▶ [Your instructions] Down to the last line, repeat the entries exactly.

▶ [Dataset entries]
☆ ☆ ☆ ☆ ☆

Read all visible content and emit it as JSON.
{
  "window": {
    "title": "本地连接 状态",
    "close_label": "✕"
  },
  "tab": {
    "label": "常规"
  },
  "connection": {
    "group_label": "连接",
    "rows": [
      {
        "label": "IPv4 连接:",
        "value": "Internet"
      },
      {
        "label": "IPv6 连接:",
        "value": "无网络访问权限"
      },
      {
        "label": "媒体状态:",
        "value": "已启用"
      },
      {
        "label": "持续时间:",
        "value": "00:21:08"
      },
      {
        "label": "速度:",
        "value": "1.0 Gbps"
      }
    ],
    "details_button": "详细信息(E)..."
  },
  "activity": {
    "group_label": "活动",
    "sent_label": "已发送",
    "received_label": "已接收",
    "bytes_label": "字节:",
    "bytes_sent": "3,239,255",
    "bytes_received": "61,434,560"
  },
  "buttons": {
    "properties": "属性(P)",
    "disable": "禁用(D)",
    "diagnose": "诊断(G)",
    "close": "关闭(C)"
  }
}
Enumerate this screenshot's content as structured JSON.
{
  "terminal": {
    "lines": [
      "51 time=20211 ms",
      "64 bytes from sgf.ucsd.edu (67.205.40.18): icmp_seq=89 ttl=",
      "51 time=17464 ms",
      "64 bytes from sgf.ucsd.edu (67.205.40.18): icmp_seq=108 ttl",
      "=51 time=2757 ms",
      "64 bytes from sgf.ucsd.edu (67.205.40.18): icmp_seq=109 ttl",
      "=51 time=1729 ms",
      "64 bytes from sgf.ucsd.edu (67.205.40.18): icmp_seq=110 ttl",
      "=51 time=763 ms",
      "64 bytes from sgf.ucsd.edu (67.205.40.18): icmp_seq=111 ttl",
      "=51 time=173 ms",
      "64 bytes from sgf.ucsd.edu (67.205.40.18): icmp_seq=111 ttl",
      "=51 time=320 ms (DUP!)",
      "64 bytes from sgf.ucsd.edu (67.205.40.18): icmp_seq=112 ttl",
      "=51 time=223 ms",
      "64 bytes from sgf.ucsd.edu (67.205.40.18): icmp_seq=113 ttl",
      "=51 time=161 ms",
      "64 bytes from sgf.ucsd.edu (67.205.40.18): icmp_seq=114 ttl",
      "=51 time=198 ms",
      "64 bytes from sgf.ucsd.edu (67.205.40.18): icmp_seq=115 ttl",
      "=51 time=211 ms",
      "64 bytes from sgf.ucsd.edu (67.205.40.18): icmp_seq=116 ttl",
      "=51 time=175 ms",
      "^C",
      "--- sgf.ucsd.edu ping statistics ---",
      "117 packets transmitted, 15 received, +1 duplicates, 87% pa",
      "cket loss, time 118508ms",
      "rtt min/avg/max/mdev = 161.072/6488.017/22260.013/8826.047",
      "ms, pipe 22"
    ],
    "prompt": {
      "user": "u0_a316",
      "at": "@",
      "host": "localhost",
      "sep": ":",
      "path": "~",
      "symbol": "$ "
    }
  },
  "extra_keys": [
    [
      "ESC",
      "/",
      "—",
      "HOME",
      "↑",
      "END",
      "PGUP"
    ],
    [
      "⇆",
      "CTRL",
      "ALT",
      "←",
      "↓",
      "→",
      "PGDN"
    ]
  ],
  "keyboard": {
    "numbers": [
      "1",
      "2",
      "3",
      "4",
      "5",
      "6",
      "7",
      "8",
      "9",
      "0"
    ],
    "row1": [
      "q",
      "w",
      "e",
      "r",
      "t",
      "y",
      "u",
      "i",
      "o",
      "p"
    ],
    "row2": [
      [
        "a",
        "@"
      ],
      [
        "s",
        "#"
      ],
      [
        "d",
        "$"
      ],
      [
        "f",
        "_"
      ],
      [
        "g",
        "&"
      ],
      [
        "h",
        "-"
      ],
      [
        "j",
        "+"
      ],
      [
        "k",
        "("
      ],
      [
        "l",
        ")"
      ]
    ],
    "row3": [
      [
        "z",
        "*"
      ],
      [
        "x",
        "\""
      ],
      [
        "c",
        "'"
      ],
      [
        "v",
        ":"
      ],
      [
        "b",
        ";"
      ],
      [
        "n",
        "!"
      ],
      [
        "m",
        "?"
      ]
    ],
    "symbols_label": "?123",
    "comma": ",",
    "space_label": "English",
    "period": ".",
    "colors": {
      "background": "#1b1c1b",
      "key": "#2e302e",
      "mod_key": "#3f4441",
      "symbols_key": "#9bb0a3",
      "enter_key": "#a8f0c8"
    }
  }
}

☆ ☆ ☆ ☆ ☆

▶ [Answer]
Read all visible content and emit it as JSON.
{
  "window": {
    "title": "本地连接 状态",
    "close_label": "✕"
  },
  "tab": {
    "label": "常规"
  },
  "connection": {
    "group_label": "连接",
    "rows": [
      {
        "label": "IPv4 连接:",
        "value": "Internet"
      },
      {
        "label": "IPv6 连接:",
        "value": "无网络访问权限"
      },
      {
        "label": "媒体状态:",
        "value": "已启用"
      },
      {
        "label": "持续时间:",
        "value": "00:21:08"
      },
      {
        "label": "速度:",
        "value": "1.0 Gbps"
      }
    ],
    "details_button": "详细信息(E)..."
  },
  "activity": {
    "group_label": "活动",
    "sent_label": "已发送",
    "received_label": "已接收",
    "bytes_label": "字节:",
    "bytes_sent": "3,239,255",
    "bytes_received": "61,434,560"
  },
  "buttons": {
    "properties": "属性(P)",
    "disable": "禁用(D)",
    "diagnose": "诊断(G)",
    "close": "关闭(C)"
  }
}
Enumerate this screenshot's content as structured JSON.
{
  "terminal": {
    "lines": [
      "51 time=20211 ms",
      "64 bytes from sgf.ucsd.edu (67.205.40.18): icmp_seq=89 ttl=",
      "51 time=17464 ms",
      "64 bytes from sgf.ucsd.edu (67.205.40.18): icmp_seq=108 ttl",
      "=51 time=2757 ms",
      "64 bytes from sgf.ucsd.edu (67.205.40.18): icmp_seq=109 ttl",
      "=51 time=1729 ms",
      "64 bytes from sgf.ucsd.edu (67.205.40.18): icmp_seq=110 ttl",
      "=51 time=763 ms",
      "64 bytes from sgf.ucsd.edu (67.205.40.18): icmp_seq=111 ttl",
      "=51 time=173 ms",
      "64 bytes from sgf.ucsd.edu (67.205.40.18): icmp_seq=111 ttl",
      "=51 time=320 ms (DUP!)",
      "64 bytes from sgf.ucsd.edu (67.205.40.18): icmp_seq=112 ttl",
      "=51 time=223 ms",
      "64 bytes from sgf.ucsd.edu (67.205.40.18): icmp_seq=113 ttl",
      "=51 time=161 ms",
      "64 bytes from sgf.ucsd.edu (67.205.40.18): icmp_seq=114 ttl",
      "=51 time=198 ms",
      "64 bytes from sgf.ucsd.edu (67.205.40.18): icmp_seq=115 ttl",
      "=51 time=211 ms",
      "64 bytes from sgf.ucsd.edu (67.205.40.18): icmp_seq=116 ttl",
      "=51 time=175 ms",
      "^C",
      "--- sgf.ucsd.edu ping statistics ---",
      "117 packets transmitted, 15 received, +1 duplicates, 87% pa",
      "cket loss, time 118508ms",
      "rtt min/avg/max/mdev = 161.072/6488.017/22260.013/8826.047",
      "ms, pipe 22"
    ],
    "prompt": {
      "user": "u0_a316",
      "at": "@",
      "host": "localhost",
      "sep": ":",
      "path": "~",
      "symbol": "$ "
    }
  },
  "extra_keys": [
    [
      "ESC",
      "/",
      "—",
      "HOME",
      "↑",
      "END",
      "PGUP"
    ],
    [
      "⇆",
      "CTRL",
      "ALT",
      "←",
      "↓",
      "→",
      "PGDN"
    ]
  ],
  "keyboard": {
    "numbers": [
      "1",
      "2",
      "3",
      "4",
      "5",
      "6",
      "7",
      "8",
      "9",
      "0"
    ],
    "row1": [
      "q",
      "w",
      "e",
      "r",
      "t",
      "y",
      "u",
      "i",
      "o",
      "p"
    ],
    "row2": [
      [
        "a",
        "@"
      ],
      [
        "s",
        "#"
      ],
      [
        "d",
        "$"
      ],
      [
        "f",
        "_"
      ],
      [
        "g",
        "&"
      ],
      [
        "h",
        "-"
      ],
      [
        "j",
        "+"
      ],
      [
        "k",
        "("
      ],
      [
        "l",
        ")"
      ]
    ],
    "row3": [
      [
        "z",
        "*"
      ],
      [
        "x",
        "\""
      ],
      [
        "c",
        "'"
      ],
      [
        "v",
        ":"
      ],
      [
        "b",
        ";"
      ],
      [
        "n",
        "!"
      ],
      [
        "m",
        "?"
      ]
    ],
    "symbols_label": "?123",
    "comma": ",",
    "space_label": "English",
    "period": ".",
    "colors": {
      "background": "#1b1c1b",
      "key": "#2e302e",
      "mod_key": "#3f4441",
      "symbols_key": "#9bb0a3",
      "enter_key": "#a8f0c8"
    }
  }
}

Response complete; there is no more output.